▶ TASK INPUTS:
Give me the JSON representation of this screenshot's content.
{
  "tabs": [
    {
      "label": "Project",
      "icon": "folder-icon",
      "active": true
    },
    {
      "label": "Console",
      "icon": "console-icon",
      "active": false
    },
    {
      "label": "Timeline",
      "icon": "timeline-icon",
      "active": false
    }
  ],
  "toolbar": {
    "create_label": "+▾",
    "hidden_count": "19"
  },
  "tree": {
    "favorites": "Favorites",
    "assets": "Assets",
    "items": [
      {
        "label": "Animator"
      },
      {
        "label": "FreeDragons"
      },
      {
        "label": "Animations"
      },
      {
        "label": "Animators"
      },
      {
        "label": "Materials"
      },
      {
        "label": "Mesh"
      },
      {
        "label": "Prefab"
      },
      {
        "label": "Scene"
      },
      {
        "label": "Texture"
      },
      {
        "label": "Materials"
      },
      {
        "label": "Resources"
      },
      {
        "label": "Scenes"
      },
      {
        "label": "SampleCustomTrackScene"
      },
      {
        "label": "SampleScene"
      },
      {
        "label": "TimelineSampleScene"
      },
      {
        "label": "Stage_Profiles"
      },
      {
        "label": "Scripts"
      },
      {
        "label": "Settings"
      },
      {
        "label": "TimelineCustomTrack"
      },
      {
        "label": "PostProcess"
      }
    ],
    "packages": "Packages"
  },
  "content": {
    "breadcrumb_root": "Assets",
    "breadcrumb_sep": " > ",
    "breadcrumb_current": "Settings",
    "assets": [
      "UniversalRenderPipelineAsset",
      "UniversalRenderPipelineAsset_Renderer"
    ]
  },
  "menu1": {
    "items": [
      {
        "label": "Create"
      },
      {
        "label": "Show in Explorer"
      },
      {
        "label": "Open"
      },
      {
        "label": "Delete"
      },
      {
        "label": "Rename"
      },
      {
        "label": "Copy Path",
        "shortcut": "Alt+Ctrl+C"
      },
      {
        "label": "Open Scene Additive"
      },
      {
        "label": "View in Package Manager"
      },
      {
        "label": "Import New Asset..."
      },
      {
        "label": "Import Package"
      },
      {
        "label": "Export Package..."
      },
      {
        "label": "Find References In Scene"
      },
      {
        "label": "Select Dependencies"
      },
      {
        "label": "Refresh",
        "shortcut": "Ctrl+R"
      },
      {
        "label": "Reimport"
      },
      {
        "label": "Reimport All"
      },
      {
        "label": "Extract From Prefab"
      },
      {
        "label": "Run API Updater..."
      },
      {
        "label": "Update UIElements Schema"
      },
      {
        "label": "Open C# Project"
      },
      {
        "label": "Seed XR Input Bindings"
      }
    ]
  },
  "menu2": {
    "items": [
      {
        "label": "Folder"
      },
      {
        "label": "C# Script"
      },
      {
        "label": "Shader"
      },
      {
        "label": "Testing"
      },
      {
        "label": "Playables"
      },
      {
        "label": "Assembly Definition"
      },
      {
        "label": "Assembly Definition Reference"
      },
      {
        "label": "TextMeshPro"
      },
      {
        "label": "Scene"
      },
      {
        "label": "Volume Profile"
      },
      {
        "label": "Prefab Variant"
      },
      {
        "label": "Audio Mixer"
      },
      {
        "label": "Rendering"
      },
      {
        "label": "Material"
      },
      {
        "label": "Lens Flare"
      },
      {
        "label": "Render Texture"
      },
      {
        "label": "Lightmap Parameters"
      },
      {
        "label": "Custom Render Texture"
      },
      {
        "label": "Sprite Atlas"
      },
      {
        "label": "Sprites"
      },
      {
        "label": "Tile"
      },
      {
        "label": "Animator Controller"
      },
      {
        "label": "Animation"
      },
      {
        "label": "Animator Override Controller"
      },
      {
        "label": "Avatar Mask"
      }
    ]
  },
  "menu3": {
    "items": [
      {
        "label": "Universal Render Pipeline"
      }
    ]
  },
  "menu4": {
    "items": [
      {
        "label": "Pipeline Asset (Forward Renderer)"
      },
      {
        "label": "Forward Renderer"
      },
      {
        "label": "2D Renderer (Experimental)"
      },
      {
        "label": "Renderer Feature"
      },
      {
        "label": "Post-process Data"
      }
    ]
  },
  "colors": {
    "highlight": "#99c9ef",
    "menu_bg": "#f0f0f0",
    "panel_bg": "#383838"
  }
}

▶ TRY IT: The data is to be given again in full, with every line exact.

▶ EXERCISE RESPONSE:
Give me the JSON representation of this screenshot's content.
{
  "tabs": [
    {
      "label": "Project",
      "icon": "folder-icon",
      "active": true
    },
    {
      "label": "Console",
      "icon": "console-icon",
      "active": false
    },
    {
      "label": "Timeline",
      "icon": "timeline-icon",
      "active": false
    }
  ],
  "toolbar": {
    "create_label": "+▾",
    "hidden_count": "19"
  },
  "tree": {
    "favorites": "Favorites",
    "assets": "Assets",
    "items": [
      {
        "label": "Animator"
      },
      {
        "label": "FreeDragons"
      },
      {
        "label": "Animations"
      },
      {
        "label": "Animators"
      },
      {
        "label": "Materials"
      },
      {
        "label": "Mesh"
      },
      {
        "label": "Prefab"
      },
      {
        "label": "Scene"
      },
      {
        "label": "Texture"
      },
      {
        "label": "Materials"
      },
      {
        "label": "Resources"
      },
      {
        "label": "Scenes"
      },
      {
        "label": "SampleCustomTrackScene"
      },
      {
        "label": "SampleScene"
      },
      {
        "label": "TimelineSampleScene"
      },
      {
        "label": "Stage_Profiles"
      },
      {
        "label": "Scripts"
      },
      {
        "label": "Settings"
      },
      {
        "label": "TimelineCustomTrack"
      },
      {
        "label": "PostProcess"
      }
    ],
    "packages": "Packages"
  },
  "content": {
    "breadcrumb_root": "Assets",
    "breadcrumb_sep": " > ",
    "breadcrumb_current": "Settings",
    "assets": [
      "UniversalRenderPipelineAsset",
      "UniversalRenderPipelineAsset_Renderer"
    ]
  },
  "menu1": {
    "items": [
      {
        "label": "Create"
      },
      {
        "label": "Show in Explorer"
      },
      {
        "label": "Open"
      },
      {
        "label": "Delete"
      },
      {
        "label": "Rename"
      },
      {
        "label": "Copy Path",
        "shortcut": "Alt+Ctrl+C"
      },
      {
        "label": "Open Scene Additive"
      },
      {
        "label": "View in Package Manager"
      },
      {
        "label": "Import New Asset..."
      },
      {
        "label": "Import Package"
      },
      {
        "label": "Export Package..."
      },
      {
        "label": "Find References In Scene"
      },
      {
        "label": "Select Dependencies"
      },
      {
        "label": "Refresh",
        "shortcut": "Ctrl+R"
      },
      {
        "label": "Reimport"
      },
      {
        "label": "Reimport All"
      },
      {
        "label": "Extract From Prefab"
      },
      {
        "label": "Run API Updater..."
      },
      {
        "label": "Update UIElements Schema"
      },
      {
        "label": "Open C# Project"
      },
      {
        "label": "Seed XR Input Bindings"
      }
    ]
  },
  "menu2": {
    "items": [
      {
        "label": "Folder"
      },
      {
        "label": "C# Script"
      },
      {
        "label": "Shader"
      },
      {
        "label": "Testing"
      },
      {
        "label": "Playables"
      },
      {
        "label": "Assembly Definition"
      },
      {
        "label": "Assembly Definition Reference"
      },
      {
        "label": "TextMeshPro"
      },
      {
        "label": "Scene"
      },
      {
        "label": "Volume Profile"
      },
      {
        "label": "Prefab Variant"
      },
      {
        "label": "Audio Mixer"
      },
      {
        "label": "Rendering"
      },
      {
        "label": "Material"
      },
      {
        "label": "Lens Flare"
      },
      {
        "label": "Render Texture"
      },
      {
        "label": "Lightmap Parameters"
      },
      {
        "label": "Custom Render Texture"
      },
      {
        "label": "Sprite Atlas"
      },
      {
        "label": "Sprites"
      },
      {
        "label": "Tile"
      },
      {
        "label": "Animator Controller"
      },
      {
        "label": "Animation"
      },
      {
        "label": "Animator Override Controller"
      },
      {
        "label": "Avatar Mask"
      }
    ]
  },
  "menu3": {
    "items": [
      {
        "label": "Universal Render Pipeline"
      }
    ]
  },
  "menu4": {
    "items": [
      {
        "label": "Pipeline Asset (Forward Renderer)"
      },
      {
        "label": "Forward Renderer"
      },
      {
        "label": "2D Renderer (Experimental)"
      },
      {
        "label": "Renderer Feature"
      },
      {
        "label": "Post-process Data"
      }
    ]
  },
  "colors": {
    "highlight": "#99c9ef",
    "menu_bg": "#f0f0f0",
    "panel_bg": "#383838"
  }
}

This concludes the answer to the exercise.